Cheering on diabetes runners in the Bath Half Marathon – by Beth John
I’ve never run a half marathon. Chances are, I never will run a half marathon.
I’m not a very sporty person. Whilst other members of the Events Fundraising team will happily spend their Saturday mornings running 10km for fun, I’ve been known to stop and take photos when I occasionally go running, to convince passers-by that I’m not in desperate need of a break (honest!).
However, I really care about helping people raise as much money as they can for the fantastic cause that is Diabetes UK.
That’s why, since last November, I’ve been working as Events Fundraising Coordinator. I’ve been spending my time making sure everyone taking part in one of our running events is fully supported to raise as much money as possible for Diabetes UK.

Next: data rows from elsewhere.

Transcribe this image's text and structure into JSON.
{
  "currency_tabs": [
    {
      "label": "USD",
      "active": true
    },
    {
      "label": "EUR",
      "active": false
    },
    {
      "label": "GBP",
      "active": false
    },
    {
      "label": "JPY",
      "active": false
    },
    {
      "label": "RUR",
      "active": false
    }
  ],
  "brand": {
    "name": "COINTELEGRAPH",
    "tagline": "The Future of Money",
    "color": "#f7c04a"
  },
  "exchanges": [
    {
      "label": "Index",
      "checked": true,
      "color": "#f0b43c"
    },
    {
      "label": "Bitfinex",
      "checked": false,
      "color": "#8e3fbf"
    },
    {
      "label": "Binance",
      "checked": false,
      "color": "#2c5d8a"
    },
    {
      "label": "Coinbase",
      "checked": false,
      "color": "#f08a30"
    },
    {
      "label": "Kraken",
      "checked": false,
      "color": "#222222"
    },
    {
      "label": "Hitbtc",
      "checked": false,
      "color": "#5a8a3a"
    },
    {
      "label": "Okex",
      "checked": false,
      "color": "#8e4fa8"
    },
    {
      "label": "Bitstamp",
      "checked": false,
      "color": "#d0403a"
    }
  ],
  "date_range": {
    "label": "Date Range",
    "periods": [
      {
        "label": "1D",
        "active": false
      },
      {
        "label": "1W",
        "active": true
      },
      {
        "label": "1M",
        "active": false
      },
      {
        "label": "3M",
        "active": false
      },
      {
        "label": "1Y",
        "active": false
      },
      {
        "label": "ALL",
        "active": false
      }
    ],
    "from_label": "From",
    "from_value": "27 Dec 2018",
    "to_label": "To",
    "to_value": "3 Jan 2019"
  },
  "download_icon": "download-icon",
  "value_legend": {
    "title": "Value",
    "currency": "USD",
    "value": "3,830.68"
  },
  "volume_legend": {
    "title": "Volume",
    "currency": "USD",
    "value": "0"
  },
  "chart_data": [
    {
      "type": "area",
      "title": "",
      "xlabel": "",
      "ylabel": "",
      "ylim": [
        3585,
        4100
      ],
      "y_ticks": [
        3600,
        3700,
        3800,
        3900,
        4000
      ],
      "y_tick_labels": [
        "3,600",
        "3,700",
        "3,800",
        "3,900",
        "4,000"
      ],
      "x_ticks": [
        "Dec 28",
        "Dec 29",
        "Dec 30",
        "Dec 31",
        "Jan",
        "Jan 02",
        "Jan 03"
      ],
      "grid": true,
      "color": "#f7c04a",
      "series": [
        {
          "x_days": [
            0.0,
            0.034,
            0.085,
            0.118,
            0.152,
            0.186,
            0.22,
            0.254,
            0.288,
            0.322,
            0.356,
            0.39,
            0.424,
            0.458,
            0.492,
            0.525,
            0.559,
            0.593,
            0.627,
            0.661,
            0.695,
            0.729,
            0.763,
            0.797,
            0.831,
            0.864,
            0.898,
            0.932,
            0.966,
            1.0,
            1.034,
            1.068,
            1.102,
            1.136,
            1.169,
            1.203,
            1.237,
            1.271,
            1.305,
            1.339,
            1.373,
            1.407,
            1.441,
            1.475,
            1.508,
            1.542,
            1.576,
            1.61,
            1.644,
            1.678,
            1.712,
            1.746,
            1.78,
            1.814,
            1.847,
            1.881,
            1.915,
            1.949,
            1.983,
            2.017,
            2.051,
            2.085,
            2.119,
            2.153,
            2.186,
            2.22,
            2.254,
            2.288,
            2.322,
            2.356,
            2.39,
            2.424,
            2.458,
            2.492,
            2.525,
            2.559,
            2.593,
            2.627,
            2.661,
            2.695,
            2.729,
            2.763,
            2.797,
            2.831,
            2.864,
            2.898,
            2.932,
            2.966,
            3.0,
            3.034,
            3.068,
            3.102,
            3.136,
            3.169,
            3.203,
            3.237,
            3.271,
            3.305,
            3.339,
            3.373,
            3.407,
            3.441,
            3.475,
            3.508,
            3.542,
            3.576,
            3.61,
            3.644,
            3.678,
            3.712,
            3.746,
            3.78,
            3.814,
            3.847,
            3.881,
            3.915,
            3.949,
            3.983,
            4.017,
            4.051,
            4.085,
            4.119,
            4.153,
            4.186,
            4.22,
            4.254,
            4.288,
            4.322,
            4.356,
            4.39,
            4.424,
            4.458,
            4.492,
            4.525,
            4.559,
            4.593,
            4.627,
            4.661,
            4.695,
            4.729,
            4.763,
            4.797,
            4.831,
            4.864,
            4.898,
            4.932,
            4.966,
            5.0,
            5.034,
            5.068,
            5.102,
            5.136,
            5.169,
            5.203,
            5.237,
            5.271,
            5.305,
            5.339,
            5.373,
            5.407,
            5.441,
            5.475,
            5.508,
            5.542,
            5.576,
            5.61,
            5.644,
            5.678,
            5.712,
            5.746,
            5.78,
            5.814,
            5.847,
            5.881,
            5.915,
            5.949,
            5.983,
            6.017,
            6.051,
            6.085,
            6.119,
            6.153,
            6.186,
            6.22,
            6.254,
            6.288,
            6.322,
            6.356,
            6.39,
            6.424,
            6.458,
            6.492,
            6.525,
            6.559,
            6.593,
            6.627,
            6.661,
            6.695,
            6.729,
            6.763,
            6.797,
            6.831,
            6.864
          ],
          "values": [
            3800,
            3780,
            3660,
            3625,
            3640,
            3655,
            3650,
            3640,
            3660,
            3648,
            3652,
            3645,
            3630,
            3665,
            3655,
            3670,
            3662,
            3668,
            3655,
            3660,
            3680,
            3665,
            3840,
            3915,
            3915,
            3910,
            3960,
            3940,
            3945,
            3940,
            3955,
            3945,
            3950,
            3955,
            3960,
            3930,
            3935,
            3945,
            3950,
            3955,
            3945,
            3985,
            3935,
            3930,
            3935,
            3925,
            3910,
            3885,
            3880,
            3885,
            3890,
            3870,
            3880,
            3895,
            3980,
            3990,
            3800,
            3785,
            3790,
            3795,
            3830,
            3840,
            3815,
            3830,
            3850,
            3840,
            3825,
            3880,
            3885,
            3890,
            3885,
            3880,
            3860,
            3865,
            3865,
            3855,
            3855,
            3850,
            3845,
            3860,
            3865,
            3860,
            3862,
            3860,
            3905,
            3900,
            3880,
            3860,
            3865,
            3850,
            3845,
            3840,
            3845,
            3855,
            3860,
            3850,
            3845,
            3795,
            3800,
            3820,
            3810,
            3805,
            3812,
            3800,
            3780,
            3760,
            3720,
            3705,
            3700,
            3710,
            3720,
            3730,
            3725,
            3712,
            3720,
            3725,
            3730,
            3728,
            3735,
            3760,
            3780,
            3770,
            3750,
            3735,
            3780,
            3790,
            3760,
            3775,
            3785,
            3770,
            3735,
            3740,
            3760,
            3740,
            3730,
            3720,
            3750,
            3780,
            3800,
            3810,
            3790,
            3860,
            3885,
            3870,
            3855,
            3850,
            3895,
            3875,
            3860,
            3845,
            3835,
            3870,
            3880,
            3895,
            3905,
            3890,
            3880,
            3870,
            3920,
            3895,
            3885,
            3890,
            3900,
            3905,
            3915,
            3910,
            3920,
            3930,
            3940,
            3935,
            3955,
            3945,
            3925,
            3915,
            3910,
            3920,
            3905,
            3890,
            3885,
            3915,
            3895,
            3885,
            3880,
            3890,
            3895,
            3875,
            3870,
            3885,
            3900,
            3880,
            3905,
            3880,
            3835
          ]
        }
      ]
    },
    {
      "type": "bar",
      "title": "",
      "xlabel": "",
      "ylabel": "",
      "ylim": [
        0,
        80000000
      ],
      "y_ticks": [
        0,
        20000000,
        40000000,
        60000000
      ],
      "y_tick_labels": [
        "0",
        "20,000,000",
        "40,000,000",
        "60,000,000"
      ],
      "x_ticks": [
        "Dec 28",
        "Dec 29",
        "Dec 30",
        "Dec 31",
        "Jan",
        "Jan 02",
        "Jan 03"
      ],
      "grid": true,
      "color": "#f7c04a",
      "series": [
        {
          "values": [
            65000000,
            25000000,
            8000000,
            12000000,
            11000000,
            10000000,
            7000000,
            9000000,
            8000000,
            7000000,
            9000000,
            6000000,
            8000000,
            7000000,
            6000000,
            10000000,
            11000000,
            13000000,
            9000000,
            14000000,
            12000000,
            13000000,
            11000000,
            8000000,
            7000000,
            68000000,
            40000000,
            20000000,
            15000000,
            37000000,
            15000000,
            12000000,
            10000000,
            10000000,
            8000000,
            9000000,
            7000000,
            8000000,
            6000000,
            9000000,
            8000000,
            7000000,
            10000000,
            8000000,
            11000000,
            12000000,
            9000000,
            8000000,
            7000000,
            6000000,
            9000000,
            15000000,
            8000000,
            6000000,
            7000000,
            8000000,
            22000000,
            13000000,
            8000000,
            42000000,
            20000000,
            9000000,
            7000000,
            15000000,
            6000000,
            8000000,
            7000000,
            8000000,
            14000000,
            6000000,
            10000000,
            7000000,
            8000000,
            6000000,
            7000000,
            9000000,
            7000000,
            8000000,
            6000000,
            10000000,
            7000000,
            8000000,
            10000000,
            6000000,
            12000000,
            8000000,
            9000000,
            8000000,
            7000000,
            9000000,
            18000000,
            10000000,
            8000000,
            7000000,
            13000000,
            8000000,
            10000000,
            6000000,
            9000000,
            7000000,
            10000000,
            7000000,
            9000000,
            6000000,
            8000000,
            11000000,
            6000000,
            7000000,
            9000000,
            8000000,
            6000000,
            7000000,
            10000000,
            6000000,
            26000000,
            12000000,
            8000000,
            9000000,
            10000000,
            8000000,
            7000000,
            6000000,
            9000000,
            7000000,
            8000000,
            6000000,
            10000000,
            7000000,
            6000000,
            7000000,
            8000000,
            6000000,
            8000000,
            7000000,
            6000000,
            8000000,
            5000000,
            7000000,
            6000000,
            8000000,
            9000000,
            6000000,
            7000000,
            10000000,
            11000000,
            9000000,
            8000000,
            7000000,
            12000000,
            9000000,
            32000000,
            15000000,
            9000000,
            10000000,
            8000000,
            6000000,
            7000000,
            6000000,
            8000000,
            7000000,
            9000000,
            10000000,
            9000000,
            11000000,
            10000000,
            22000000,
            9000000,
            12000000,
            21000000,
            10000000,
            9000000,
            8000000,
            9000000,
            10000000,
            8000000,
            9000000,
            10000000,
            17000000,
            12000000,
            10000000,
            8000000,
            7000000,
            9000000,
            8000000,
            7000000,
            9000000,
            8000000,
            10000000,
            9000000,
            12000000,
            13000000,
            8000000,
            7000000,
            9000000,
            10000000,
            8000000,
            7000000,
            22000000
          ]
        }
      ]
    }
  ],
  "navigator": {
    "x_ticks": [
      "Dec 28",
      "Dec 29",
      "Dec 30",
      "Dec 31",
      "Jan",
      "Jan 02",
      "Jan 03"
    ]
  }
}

Fast-forward three months, and that’s why I find myself standing at Bath Spa train station at 8.15 on a Sunday morning, ready to cheer on all 63 of our Diabetes UK runners who are about to make their way around the 13.1 mile course.
The first job of the day is to set up our “cheer point” at the side of the road, complete with large Diabetes UK flags and banners. We’ve avoided competition for space from another charity, and we’ve got a great spot and the biggest flags, so we’re doing well.
By 10am, we’ve found our volunteers, who’ve been recruited to help out and are already wearing Diabetes UK t-shirts. Not to be out-done, I put on another t-shirt on top of my coat. I decide that four layers of Diabetes UK branded clothes isn’t quite enough, so grab some crazy hair to complete the look.
Before we know it, it’s 11am and the race is under way.
We’re trying to spot the Diabetes UK vests amongst the sea of people, so we’re ready to give our runners an extra loud cheer us they go past. Being tall, wearing crazy hair, and (in the case of one gentleman) painting yourself bright blue definitely helps!
As everyone goes past, I start to put names to faces of people I’ve been emailing and calling for months, and remember their reasons for taking part. We have runners who have Type 1, people who are running for family members who have recently been diagnosed or who have been supported by Diabetes UK for years. We even have a team of runners who work in diabetes research in Bristol.
I also notice the people who get the loudest cheers from the crowd – those who are older and those who have clearly never run a half marathon before.
After the race, I get a chance to chat to some of our runners, and I’m completely blown away by their energy and the enthusiasm they have for Diabetes UK, even after such a gruelling physical challenge.
I’m surprised and inspired by the whole thing, and by the genuine passion of people who are willing to push themselves out of their comfort zone for a good cause.
I don’t think I’m quite ready to run a half marathon yet. But after being so inspired by our runners at the Bath Half, who knows…
Maybe next year?
Have you been inspired to follow in the footsteps of our amazing runners? We’re already taking registrations for the Bath Half 2018.